One reason why Firehouse ends so abruptly is because it was a pilot for a television series. At the time Firehouse aired, it had been only two years since Roundtree starred as John Shaft and NBC hoped that to recapture that magic on a weekly basis. However, it would take another year before the Firehouse television series went into production and, by that time, Roundtree had left the project. In fact, with the exception of Richard Jaeckel, no one who appeared in the pilot went on to appear in the short-lived TV series.
The DVD of Firehouse is infamous for featuring a picture of Fred Williamson on the cover, in which Williamson is smoking a cigar and wearing a fireman’s helmet. Williamson does not appear anywhere in Firehouse and I can only imagine how many people have sat through Firehouse expecting to see a Fred Williamson blaxploitation film, just to discover that it was actually a Richard Roundtree television pilot. Firehouse probably would have been better if it had starred Fred Williamson. Roundtree’s good but sometimes, you just need The Hammer.

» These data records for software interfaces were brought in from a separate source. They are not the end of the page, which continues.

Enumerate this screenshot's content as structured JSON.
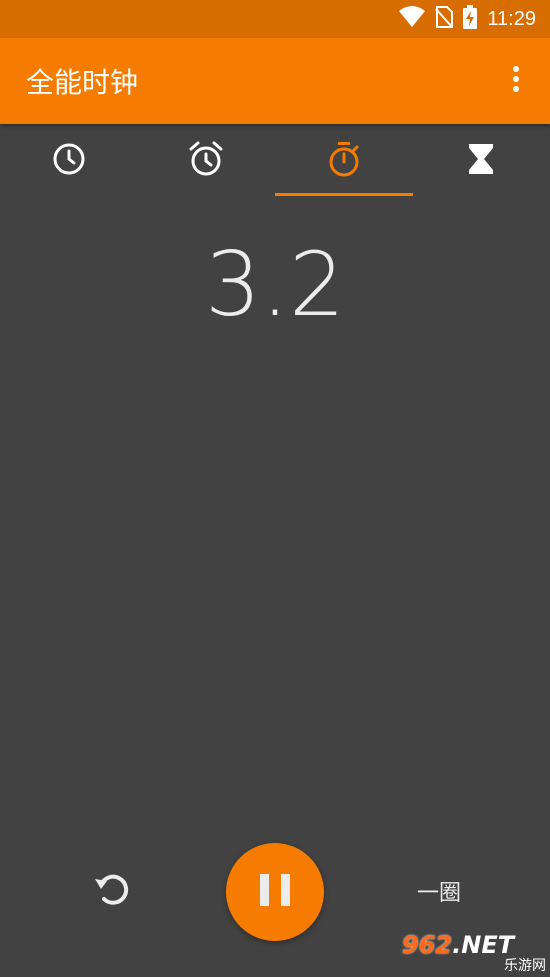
{
  "status_bar": {
    "time": "11:29",
    "icons": [
      "wifi-icon",
      "no-sim-icon",
      "battery-charging-icon"
    ]
  },
  "app_bar": {
    "title": "全能时钟",
    "overflow_icon": "more-vert-icon"
  },
  "tabs": [
    {
      "name": "clock",
      "icon": "clock-icon",
      "selected": false
    },
    {
      "name": "alarm",
      "icon": "alarm-icon",
      "selected": false
    },
    {
      "name": "stopwatch",
      "icon": "stopwatch-icon",
      "selected": true
    },
    {
      "name": "timer",
      "icon": "hourglass-icon",
      "selected": false
    }
  ],
  "stopwatch": {
    "elapsed": "3.2"
  },
  "controls": {
    "reset_icon": "reset-icon",
    "pause_icon": "pause-icon",
    "lap_label": "一圈"
  },
  "watermark": {
    "main_num": "962",
    "main_suffix": ".NET",
    "sub": "乐游网"
  },
  "colors": {
    "accent": "#F57C00",
    "status_bar": "#D76C00",
    "background": "#424242",
    "text": "#ECECEC"
  }
}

Not surprisingly, a lot of people have assumed that Julian Lennon was singing about his father, John Lennon, in this song. Julian, himself, has denied that interpretation, saying that this song was just his way of dealing with a breakup and nothing more.
Like yesterday’s video, Too Late For Goodbyes was directed by Sam Peckinpah, the notorious director behind The Wild Bunch, Straw Dogs, and Pat Garrett and Billy The Kid. It was directed at a time when Peckinpah’s Hollywood career was nearly over, having been sabotaged by too many fights with the studios and too many rumors about his drug and alcohol-intake. His two videos for Julian Lennnon would be Peckinpah’s final work as a director. He died just a few months after they were released.
In the UK, Too Late For Goodbyes was Julian Lennon’s first single and was followed by Valotte. In the United States, the order was reversed and Too Late For Goodbyes came out after Valotte. To date, Too Late For Goodbyes is the most successful single that Julian Lennon has ever released. It reached #1 on the U.S. Adult Contemporary Chart and stayed there for two weeks.